**Requirement**.
Retype every entry below without any change.

============================================================

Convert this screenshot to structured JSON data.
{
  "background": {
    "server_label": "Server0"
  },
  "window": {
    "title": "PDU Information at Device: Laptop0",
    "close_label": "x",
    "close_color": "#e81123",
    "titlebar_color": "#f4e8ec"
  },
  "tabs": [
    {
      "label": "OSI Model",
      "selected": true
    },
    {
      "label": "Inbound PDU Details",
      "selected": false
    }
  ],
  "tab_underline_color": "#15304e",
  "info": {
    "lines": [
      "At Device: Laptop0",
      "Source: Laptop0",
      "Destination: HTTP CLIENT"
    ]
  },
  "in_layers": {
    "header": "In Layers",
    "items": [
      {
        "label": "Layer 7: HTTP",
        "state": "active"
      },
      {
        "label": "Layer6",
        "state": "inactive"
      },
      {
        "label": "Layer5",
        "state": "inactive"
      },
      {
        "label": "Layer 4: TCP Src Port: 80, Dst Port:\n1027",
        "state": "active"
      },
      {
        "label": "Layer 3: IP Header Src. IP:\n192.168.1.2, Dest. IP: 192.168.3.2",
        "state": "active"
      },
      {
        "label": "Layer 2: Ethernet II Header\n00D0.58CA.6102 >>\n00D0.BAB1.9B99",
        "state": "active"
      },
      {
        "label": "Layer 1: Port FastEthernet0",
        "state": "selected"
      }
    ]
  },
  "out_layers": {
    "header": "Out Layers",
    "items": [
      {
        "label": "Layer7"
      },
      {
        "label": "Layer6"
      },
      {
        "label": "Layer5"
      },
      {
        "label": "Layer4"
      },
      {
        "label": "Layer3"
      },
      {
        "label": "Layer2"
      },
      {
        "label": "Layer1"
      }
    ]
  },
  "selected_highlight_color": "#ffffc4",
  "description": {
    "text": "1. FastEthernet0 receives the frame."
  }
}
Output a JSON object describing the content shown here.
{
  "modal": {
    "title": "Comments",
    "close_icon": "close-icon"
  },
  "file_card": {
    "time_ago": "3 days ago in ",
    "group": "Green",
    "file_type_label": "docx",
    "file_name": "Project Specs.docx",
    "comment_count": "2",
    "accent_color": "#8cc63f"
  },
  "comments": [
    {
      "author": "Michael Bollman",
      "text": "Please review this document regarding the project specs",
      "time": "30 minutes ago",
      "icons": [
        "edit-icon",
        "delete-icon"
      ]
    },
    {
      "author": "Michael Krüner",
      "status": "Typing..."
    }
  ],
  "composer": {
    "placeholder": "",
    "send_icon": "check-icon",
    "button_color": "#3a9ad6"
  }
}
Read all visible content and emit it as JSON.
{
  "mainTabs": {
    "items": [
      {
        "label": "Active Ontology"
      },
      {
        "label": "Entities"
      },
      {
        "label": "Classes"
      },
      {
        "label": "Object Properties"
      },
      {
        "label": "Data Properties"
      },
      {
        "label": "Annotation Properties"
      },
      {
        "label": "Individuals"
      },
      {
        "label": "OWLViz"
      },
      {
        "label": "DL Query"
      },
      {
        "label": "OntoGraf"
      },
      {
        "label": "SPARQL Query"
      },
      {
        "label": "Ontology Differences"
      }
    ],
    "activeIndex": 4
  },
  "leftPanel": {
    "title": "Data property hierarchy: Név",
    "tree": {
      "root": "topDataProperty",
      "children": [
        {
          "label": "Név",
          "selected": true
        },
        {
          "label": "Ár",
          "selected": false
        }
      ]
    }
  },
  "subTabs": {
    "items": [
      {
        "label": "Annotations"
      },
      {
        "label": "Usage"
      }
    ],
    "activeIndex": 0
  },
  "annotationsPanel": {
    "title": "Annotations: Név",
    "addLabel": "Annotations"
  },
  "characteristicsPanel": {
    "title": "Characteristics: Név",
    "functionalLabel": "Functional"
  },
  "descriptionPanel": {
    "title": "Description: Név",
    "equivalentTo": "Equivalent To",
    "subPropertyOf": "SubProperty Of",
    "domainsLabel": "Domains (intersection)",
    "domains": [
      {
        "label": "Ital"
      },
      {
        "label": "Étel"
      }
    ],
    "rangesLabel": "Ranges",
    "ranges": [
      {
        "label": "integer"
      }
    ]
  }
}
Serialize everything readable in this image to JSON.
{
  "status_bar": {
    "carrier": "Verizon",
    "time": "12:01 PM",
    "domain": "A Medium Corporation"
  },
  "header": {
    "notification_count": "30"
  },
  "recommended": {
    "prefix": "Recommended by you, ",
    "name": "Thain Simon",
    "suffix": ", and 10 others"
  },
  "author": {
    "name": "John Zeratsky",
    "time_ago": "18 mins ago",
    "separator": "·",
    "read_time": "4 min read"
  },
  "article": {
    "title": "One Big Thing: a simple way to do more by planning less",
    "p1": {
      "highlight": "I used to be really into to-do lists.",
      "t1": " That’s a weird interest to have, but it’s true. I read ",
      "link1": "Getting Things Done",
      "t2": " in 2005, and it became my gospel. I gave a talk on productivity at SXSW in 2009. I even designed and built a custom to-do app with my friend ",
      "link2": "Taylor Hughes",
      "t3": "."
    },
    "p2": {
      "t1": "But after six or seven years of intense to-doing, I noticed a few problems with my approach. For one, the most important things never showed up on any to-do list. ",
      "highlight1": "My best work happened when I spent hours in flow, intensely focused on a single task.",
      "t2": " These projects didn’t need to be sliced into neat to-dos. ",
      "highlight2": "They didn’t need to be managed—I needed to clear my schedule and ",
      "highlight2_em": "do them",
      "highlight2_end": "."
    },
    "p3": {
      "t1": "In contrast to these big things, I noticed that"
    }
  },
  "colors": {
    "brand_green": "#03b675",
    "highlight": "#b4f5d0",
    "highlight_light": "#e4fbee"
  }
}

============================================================

**Response area**.
Convert this screenshot to structured JSON data.
{
  "background": {
    "server_label": "Server0"
  },
  "window": {
    "title": "PDU Information at Device: Laptop0",
    "close_label": "x",
    "close_color": "#e81123",
    "titlebar_color": "#f4e8ec"
  },
  "tabs": [
    {
      "label": "OSI Model",
      "selected": true
    },
    {
      "label": "Inbound PDU Details",
      "selected": false
    }
  ],
  "tab_underline_color": "#15304e",
  "info": {
    "lines": [
      "At Device: Laptop0",
      "Source: Laptop0",
      "Destination: HTTP CLIENT"
    ]
  },
  "in_layers": {
    "header": "In Layers",
    "items": [
      {
        "label": "Layer 7: HTTP",
        "state": "active"
      },
      {
        "label": "Layer6",
        "state": "inactive"
      },
      {
        "label": "Layer5",
        "state": "inactive"
      },
      {
        "label": "Layer 4: TCP Src Port: 80, Dst Port:\n1027",
        "state": "active"
      },
      {
        "label": "Layer 3: IP Header Src. IP:\n192.168.1.2, Dest. IP: 192.168.3.2",
        "state": "active"
      },
      {
        "label": "Layer 2: Ethernet II Header\n00D0.58CA.6102 >>\n00D0.BAB1.9B99",
        "state": "active"
      },
      {
        "label": "Layer 1: Port FastEthernet0",
        "state": "selected"
      }
    ]
  },
  "out_layers": {
    "header": "Out Layers",
    "items": [
      {
        "label": "Layer7"
      },
      {
        "label": "Layer6"
      },
      {
        "label": "Layer5"
      },
      {
        "label": "Layer4"
      },
      {
        "label": "Layer3"
      },
      {
        "label": "Layer2"
      },
      {
        "label": "Layer1"
      }
    ]
  },
  "selected_highlight_color": "#ffffc4",
  "description": {
    "text": "1. FastEthernet0 receives the frame."
  }
}
Output a JSON object describing the content shown here.
{
  "modal": {
    "title": "Comments",
    "close_icon": "close-icon"
  },
  "file_card": {
    "time_ago": "3 days ago in ",
    "group": "Green",
    "file_type_label": "docx",
    "file_name": "Project Specs.docx",
    "comment_count": "2",
    "accent_color": "#8cc63f"
  },
  "comments": [
    {
      "author": "Michael Bollman",
      "text": "Please review this document regarding the project specs",
      "time": "30 minutes ago",
      "icons": [
        "edit-icon",
        "delete-icon"
      ]
    },
    {
      "author": "Michael Krüner",
      "status": "Typing..."
    }
  ],
  "composer": {
    "placeholder": "",
    "send_icon": "check-icon",
    "button_color": "#3a9ad6"
  }
}
Read all visible content and emit it as JSON.
{
  "mainTabs": {
    "items": [
      {
        "label": "Active Ontology"
      },
      {
        "label": "Entities"
      },
      {
        "label": "Classes"
      },
      {
        "label": "Object Properties"
      },
      {
        "label": "Data Properties"
      },
      {
        "label": "Annotation Properties"
      },
      {
        "label": "Individuals"
      },
      {
        "label": "OWLViz"
      },
      {
        "label": "DL Query"
      },
      {
        "label": "OntoGraf"
      },
      {
        "label": "SPARQL Query"
      },
      {
        "label": "Ontology Differences"
      }
    ],
    "activeIndex": 4
  },
  "leftPanel": {
    "title": "Data property hierarchy: Név",
    "tree": {
      "root": "topDataProperty",
      "children": [
        {
          "label": "Név",
          "selected": true
        },
        {
          "label": "Ár",
          "selected": false
        }
      ]
    }
  },
  "subTabs": {
    "items": [
      {
        "label": "Annotations"
      },
      {
        "label": "Usage"
      }
    ],
    "activeIndex": 0
  },
  "annotationsPanel": {
    "title": "Annotations: Név",
    "addLabel": "Annotations"
  },
  "characteristicsPanel": {
    "title": "Characteristics: Név",
    "functionalLabel": "Functional"
  },
  "descriptionPanel": {
    "title": "Description: Név",
    "equivalentTo": "Equivalent To",
    "subPropertyOf": "SubProperty Of",
    "domainsLabel": "Domains (intersection)",
    "domains": [
      {
        "label": "Ital"
      },
      {
        "label": "Étel"
      }
    ],
    "rangesLabel": "Ranges",
    "ranges": [
      {
        "label": "integer"
      }
    ]
  }
}
Serialize everything readable in this image to JSON.
{
  "status_bar": {
    "carrier": "Verizon",
    "time": "12:01 PM",
    "domain": "A Medium Corporation"
  },
  "header": {
    "notification_count": "30"
  },
  "recommended": {
    "prefix": "Recommended by you, ",
    "name": "Thain Simon",
    "suffix": ", and 10 others"
  },
  "author": {
    "name": "John Zeratsky",
    "time_ago": "18 mins ago",
    "separator": "·",
    "read_time": "4 min read"
  },
  "article": {
    "title": "One Big Thing: a simple way to do more by planning less",
    "p1": {
      "highlight": "I used to be really into to-do lists.",
      "t1": " That’s a weird interest to have, but it’s true. I read ",
      "link1": "Getting Things Done",
      "t2": " in 2005, and it became my gospel. I gave a talk on productivity at SXSW in 2009. I even designed and built a custom to-do app with my friend ",
      "link2": "Taylor Hughes",
      "t3": "."
    },
    "p2": {
      "t1": "But after six or seven years of intense to-doing, I noticed a few problems with my approach. For one, the most important things never showed up on any to-do list. ",
      "highlight1": "My best work happened when I spent hours in flow, intensely focused on a single task.",
      "t2": " These projects didn’t need to be sliced into neat to-dos. ",
      "highlight2": "They didn’t need to be managed—I needed to clear my schedule and ",
      "highlight2_em": "do them",
      "highlight2_end": "."
    },
    "p3": {
      "t1": "In contrast to these big things, I noticed that"
    }
  },
  "colors": {
    "brand_green": "#03b675",
    "highlight": "#b4f5d0",
    "highlight_light": "#e4fbee"
  }
}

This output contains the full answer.